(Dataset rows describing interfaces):

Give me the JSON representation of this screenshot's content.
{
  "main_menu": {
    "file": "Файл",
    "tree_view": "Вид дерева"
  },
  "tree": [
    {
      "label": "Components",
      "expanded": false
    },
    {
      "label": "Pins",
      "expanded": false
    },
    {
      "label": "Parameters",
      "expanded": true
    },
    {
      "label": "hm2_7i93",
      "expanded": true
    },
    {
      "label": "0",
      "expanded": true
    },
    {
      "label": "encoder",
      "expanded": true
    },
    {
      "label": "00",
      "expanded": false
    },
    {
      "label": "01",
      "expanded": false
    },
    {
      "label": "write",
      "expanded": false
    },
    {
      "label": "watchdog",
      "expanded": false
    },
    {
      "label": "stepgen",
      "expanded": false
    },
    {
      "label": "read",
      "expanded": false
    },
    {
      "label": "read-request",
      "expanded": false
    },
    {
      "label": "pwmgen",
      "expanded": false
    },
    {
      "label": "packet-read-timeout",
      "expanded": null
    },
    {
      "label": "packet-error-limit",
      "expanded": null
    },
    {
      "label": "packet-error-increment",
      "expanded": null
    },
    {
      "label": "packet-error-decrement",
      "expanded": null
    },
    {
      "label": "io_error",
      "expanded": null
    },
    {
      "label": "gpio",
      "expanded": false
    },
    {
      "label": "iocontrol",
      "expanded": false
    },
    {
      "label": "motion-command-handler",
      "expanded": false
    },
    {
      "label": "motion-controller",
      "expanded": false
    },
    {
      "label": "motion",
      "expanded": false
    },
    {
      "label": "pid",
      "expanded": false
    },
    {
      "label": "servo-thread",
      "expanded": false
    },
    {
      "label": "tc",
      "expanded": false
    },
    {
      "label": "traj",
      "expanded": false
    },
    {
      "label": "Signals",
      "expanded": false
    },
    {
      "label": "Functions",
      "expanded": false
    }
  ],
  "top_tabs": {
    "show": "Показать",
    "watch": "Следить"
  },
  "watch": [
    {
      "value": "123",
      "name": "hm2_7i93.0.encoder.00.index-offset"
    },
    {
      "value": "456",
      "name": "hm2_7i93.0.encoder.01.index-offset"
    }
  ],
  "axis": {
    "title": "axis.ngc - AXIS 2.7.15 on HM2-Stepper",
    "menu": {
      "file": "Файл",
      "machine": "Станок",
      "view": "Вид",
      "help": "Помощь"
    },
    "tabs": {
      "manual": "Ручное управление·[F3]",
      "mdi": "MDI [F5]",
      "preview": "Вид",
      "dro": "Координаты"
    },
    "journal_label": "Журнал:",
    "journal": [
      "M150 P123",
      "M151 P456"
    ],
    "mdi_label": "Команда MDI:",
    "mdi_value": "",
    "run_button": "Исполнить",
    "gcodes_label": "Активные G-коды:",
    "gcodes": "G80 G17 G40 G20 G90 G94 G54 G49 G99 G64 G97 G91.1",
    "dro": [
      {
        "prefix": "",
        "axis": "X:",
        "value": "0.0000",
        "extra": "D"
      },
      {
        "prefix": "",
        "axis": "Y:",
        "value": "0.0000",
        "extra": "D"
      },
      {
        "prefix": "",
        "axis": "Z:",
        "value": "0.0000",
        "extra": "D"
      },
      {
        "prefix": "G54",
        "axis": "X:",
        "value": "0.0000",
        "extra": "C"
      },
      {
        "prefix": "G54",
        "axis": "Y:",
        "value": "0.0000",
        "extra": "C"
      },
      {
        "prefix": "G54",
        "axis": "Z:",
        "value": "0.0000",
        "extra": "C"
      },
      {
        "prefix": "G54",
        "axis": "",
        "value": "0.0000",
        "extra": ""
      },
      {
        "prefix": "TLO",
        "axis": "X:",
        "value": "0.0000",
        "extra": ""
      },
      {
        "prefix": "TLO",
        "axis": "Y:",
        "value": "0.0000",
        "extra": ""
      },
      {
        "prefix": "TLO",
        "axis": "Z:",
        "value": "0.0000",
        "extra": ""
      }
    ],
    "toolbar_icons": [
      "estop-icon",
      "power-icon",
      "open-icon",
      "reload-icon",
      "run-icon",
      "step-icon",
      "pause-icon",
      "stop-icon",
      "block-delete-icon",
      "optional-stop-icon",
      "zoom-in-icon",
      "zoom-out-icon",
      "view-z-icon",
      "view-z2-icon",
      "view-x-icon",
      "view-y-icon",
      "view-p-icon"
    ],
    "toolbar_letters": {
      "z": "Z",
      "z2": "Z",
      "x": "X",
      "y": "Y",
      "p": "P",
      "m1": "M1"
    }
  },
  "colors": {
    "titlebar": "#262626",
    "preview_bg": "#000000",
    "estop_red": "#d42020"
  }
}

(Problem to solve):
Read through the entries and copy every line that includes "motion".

(Solution below):
      "label": "motion-command-handler",
      "label": "motion-controller",
      "label": "motion",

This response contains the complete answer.